What is being asked:
Go through the lines below and copy each one that holds the string "Hadir".

── Records provided ──

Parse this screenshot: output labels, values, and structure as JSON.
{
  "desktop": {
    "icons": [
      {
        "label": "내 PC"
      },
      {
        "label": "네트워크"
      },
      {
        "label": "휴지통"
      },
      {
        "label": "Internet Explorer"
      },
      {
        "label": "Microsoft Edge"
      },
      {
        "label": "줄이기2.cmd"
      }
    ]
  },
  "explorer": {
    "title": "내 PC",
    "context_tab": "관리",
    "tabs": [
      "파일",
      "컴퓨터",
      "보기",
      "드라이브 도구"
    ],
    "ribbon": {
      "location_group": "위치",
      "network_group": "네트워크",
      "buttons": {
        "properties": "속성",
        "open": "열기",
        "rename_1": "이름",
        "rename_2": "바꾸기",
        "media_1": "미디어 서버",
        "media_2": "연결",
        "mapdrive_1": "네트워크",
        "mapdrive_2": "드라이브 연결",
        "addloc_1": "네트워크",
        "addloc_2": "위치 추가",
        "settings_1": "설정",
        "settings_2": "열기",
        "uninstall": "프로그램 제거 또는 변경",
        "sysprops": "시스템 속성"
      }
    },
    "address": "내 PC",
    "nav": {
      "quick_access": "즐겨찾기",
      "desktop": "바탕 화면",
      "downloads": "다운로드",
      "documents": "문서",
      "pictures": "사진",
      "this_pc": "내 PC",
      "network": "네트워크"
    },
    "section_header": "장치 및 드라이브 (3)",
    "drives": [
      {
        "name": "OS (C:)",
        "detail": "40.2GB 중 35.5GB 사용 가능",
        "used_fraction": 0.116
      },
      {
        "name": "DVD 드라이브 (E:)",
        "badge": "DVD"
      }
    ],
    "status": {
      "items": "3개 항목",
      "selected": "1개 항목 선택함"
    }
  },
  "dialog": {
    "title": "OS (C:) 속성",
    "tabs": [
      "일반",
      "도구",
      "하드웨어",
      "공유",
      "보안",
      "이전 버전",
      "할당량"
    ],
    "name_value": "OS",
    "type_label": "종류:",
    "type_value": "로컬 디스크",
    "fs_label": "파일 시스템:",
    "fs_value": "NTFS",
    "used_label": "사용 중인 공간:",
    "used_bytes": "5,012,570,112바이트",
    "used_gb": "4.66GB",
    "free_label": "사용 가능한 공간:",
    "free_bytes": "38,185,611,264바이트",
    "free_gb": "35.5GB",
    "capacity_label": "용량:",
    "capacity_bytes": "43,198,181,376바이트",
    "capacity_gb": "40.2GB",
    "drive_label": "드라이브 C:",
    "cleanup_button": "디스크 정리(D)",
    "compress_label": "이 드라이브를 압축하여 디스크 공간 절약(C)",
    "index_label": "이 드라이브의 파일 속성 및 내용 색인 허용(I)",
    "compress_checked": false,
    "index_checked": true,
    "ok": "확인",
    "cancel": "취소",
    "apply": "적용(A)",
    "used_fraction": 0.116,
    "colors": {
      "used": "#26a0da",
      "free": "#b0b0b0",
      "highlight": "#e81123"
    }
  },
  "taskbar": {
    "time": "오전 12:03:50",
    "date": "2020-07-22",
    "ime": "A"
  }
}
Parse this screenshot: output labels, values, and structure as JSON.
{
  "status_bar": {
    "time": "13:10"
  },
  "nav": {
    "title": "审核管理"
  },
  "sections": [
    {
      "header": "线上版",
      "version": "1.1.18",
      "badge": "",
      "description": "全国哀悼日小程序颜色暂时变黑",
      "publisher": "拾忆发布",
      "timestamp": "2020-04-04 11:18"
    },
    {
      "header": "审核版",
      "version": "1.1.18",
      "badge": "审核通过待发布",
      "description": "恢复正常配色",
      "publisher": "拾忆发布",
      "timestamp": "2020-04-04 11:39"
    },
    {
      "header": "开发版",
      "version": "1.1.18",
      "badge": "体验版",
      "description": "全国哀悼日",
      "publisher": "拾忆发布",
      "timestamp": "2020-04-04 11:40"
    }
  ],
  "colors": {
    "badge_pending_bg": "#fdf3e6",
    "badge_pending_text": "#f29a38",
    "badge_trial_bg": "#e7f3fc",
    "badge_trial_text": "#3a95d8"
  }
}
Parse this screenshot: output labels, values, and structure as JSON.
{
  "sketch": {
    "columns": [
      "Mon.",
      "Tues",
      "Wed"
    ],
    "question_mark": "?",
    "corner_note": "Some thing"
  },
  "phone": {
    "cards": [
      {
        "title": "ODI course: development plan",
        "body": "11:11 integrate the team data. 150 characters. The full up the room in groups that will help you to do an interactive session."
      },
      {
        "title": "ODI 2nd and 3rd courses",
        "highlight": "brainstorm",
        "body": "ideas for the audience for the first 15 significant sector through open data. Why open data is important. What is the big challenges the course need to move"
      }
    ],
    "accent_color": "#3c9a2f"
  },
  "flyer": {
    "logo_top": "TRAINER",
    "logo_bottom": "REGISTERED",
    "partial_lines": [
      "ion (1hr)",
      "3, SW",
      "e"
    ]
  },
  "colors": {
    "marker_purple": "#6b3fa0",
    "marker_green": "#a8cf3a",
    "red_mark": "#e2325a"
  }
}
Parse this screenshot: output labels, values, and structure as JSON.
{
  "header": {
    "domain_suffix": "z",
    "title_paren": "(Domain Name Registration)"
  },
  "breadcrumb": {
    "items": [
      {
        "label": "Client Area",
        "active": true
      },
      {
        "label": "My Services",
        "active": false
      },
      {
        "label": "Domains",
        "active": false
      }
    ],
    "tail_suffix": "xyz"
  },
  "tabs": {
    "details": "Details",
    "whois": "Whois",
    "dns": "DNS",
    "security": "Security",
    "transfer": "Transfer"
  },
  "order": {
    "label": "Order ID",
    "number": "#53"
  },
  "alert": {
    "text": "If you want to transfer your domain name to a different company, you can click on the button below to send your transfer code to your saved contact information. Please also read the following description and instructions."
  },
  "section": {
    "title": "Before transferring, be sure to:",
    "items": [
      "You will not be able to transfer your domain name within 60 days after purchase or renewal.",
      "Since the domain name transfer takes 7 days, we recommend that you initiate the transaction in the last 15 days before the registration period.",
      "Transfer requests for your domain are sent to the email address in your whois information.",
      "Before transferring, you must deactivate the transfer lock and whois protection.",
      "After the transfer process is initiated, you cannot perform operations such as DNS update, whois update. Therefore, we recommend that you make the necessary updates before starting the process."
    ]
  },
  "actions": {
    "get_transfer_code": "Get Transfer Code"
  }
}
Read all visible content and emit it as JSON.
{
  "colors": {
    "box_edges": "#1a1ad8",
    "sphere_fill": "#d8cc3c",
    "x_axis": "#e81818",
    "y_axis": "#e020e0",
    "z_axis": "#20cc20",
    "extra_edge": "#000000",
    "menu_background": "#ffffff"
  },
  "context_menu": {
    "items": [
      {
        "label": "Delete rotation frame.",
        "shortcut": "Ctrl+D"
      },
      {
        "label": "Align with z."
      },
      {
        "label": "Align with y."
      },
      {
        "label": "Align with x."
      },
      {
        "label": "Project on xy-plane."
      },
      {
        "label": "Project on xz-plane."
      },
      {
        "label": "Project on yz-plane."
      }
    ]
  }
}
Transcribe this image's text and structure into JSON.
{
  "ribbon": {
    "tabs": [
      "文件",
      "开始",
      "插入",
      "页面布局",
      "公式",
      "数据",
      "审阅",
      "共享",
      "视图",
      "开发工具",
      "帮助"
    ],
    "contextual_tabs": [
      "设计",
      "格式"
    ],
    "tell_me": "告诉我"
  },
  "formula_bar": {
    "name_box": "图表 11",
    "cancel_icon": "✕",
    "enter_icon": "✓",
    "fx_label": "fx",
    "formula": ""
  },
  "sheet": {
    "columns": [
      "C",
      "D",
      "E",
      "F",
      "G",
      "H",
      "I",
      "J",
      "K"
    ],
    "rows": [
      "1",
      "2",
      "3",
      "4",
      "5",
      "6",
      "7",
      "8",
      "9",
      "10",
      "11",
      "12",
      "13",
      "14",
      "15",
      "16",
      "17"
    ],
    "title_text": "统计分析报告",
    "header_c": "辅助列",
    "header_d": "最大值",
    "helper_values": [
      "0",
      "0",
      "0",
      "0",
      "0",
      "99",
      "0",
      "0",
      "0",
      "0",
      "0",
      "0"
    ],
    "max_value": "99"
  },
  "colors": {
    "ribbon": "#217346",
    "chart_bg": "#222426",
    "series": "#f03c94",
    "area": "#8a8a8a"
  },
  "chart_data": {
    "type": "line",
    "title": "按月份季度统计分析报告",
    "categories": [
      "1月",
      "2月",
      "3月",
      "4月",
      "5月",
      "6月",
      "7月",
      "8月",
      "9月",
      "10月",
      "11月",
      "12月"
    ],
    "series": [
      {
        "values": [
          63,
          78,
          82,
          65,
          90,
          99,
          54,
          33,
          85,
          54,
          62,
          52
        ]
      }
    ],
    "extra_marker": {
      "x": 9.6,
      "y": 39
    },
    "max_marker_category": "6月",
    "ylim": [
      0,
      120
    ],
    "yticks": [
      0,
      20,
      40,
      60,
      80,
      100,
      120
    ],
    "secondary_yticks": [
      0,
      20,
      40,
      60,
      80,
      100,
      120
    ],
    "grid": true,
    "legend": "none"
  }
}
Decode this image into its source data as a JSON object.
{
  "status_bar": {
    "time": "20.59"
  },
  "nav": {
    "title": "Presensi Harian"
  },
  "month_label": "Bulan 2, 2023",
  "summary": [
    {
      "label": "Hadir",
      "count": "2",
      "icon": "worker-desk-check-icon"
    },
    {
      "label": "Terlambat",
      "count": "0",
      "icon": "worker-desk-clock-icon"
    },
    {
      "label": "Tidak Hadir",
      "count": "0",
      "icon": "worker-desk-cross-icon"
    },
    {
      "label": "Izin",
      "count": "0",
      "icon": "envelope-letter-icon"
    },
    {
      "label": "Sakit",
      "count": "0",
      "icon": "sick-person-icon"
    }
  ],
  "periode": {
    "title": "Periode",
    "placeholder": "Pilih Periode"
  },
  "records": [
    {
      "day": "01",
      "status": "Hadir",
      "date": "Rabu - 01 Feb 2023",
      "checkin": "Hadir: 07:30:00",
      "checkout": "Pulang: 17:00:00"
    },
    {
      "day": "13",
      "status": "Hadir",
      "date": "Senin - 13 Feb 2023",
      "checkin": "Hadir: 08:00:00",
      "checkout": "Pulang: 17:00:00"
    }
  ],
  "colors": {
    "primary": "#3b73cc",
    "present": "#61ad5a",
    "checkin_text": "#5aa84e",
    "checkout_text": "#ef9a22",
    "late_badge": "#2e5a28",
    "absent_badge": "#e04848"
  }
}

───

Problem solution:
      "label": "Hadir",
      "label": "Tidak Hadir",
      "status": "Hadir",
      "checkin": "Hadir: 07:30:00",
      "status": "Hadir",
      "checkin": "Hadir: 08:00:00",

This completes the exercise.